    }

    However, that doesn’t work.  The thread sleeps BEFORE the screen refreshes, so I am stuck with the last image from the Kinect.  I am thinking I am stuck – there is no way to:

    • Stop the Kiect from capturing images
    • Update the screen
    • Move the Kinect Angle
    • Start the Kiect to capture images
      The way the API is set up…

    I think I need my thinking chair…

    Rotating a Signature: Part 2

    I know the center point and I need to rotate every point of the signature around the center point as the centerline rotates.

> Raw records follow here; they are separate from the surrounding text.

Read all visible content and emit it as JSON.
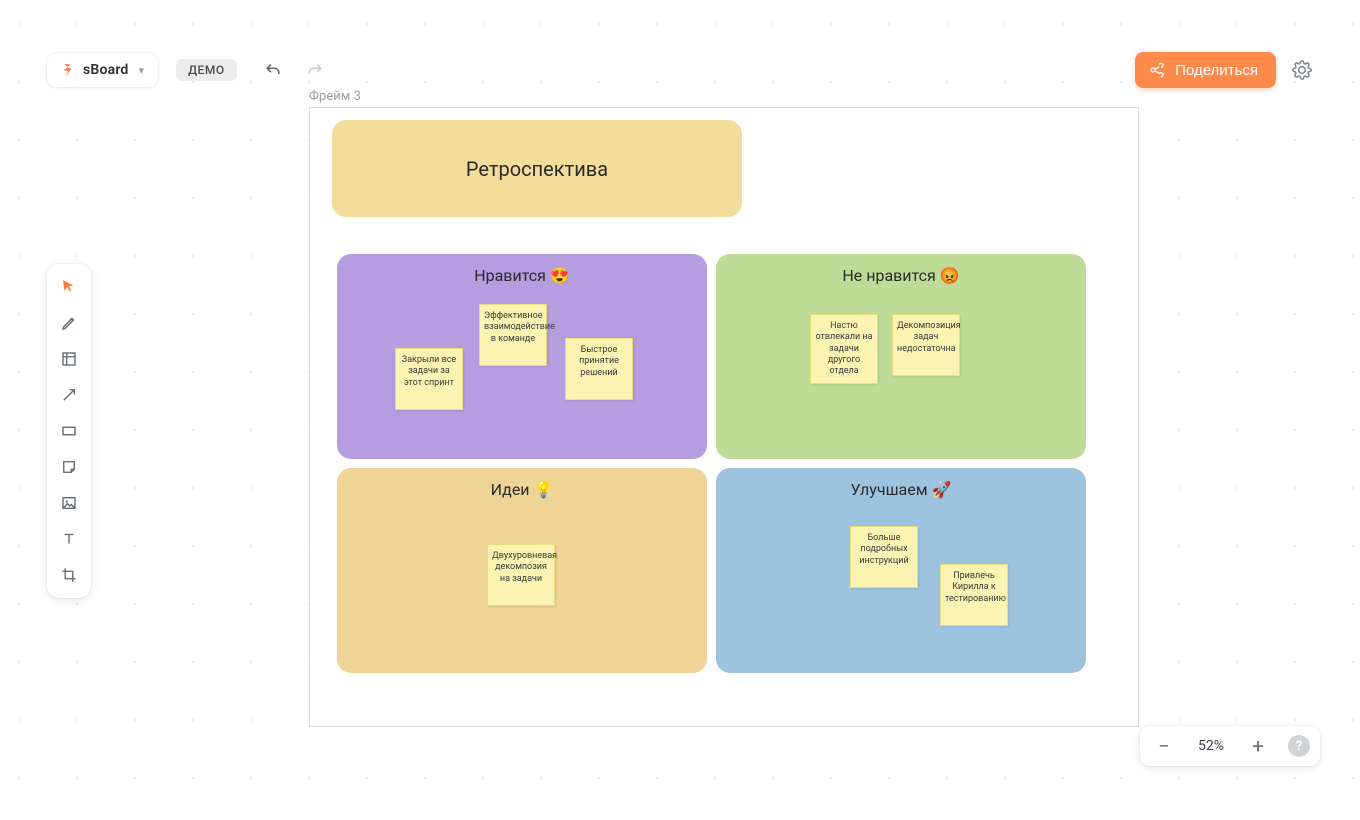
{
  "header": {
    "app_name": "sBoard",
    "demo_badge": "ДЕМО",
    "share_label": "Поделиться"
  },
  "frame": {
    "label": "Фрейм 3",
    "title_card": "Ретроспектива"
  },
  "quadrants": {
    "like": {
      "title": "Нравится 😍"
    },
    "dislike": {
      "title": "Не нравится 😡"
    },
    "ideas": {
      "title": "Идеи 💡"
    },
    "improve": {
      "title": "Улучшаем 🚀"
    }
  },
  "stickies": {
    "like_1": "Закрыли все задачи за этот спринт",
    "like_2": "Эффективное взаимодействие в команде",
    "like_3": "Быстрое принятие решений",
    "dislike_1": "Настю отвлекали на задачи другого отдела",
    "dislike_2": "Декомпозиция задач недостаточна",
    "ideas_1": "Двухуровневая декомпозия на задачи",
    "improve_1": "Больше подробных инструкций",
    "improve_2": "Привлечь Кирилла к тестированию"
  },
  "zoom": {
    "value": "52%"
  }
}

I established the center point in this blog post.

    image

    Replacing the black dots with some letters, I have this:

    image

    Where Line AC is the same distance as Line A’C.  They are 2 points on a circle around C with the line as the radius:

    image

    In addition, you can drop a vertical line from A until its Y equals the Y in the center line.  The distance between LineAB is then known – the difference in Y from the center line that shares the same X Coordinate.

    image

    Now that the length of LineAC and LineAB is known, the LineBC can be calculated using the Pythagoram theorem.

    Then, the A can be moved along its arc with LineAB and LineBC kept constant.  The rotation stops when the Y of Point B is equal to the Y of the horizontal line.

    image

     

    At least, that it what I think.  I started with a simple test for the distance:

    [TestMethod()]
    [DeploymentItem("Tff.Signature.Comparison.dll")]
    public void GetDistanceBetweenTwoPoints_SamePoints_ReturnsZero()
    {
        ScatterplotComparisonFactory_Accessor target = new ScatterplotComparisonFactory_Accessor();
        Point pointOne = new Point(1, 1);
        Point pointTwo = new Point(1, 1);
        Double expected = 0.0;
        Double actual = target.GetDistanceBetweenTwoPoints(pointOne, pointTwo);
        Assert.AreEqual(expected, actual);
    }

    I then wrote my function:

    private Double GetDistanceBetweenTwoPoints(Point pointOne, Point pointTwo)
    {
        Int32 differenceBetweenXs = pointOne.X - pointTwo.X;
        Int32 differentBetweenYs = pointOne.Y - pointTwo.Y;
        Double differenceBetweenXsSquared = differenceBetweenXs * differenceBetweenXs;
        Double differentBetweenYsSquared = differentBetweenYs * differentBetweenYs;
        Double SumOfXandYSquared = differenceBetweenXsSquared + differentBetweenYsSquared;
        return Math.Sqrt(SumOfXandYSquared);
    }

    It ran green so I added some additional tests – and they were also green to go

    [TestMethod()]
    [DeploymentItem("Tff.Signature.Comparison.dll")]
    public void GetDistanceBetweenTwoPoints_SameX_ReturnsExpected()
    {
        ScatterplotComparisonFactory_Accessor target = new ScatterplotComparisonFactory_Accessor();
        Point pointOne = new Point(1, 1);
        Point pointTwo = new Point(1, 2);
        Double expected = 1.0;
        Double actual = target.GetDistanceBetweenTwoPoints(pointOne, pointTwo);
        Assert.AreEqual(expected, actual);
    }
    
    [TestMethod()]
    [DeploymentItem("Tff.Signature.Comparison.dll")]
    public void GetDistanceBetweenTwoPoints_DifferentXAndY_ReturnsExpected()
    {
        ScatterplotComparisonFactory_Accessor target = new ScatterplotComparisonFactory_Accessor();
        Point pointOne = new Point(1, 4);
        Point pointTwo = new Point(4, 0);
        Double expected = 5.0;
        Double actual = target.GetDistanceBetweenTwoPoints(pointOne, pointTwo);
        Assert.AreEqual(expected, actual);
    }

    Now that I have AC, I need to calculate AB.  I looked at my test and realized I already have the calculation – all I have to is fine the point on the center line whose Y matches point A’s Y.  That will be the subject of my next post…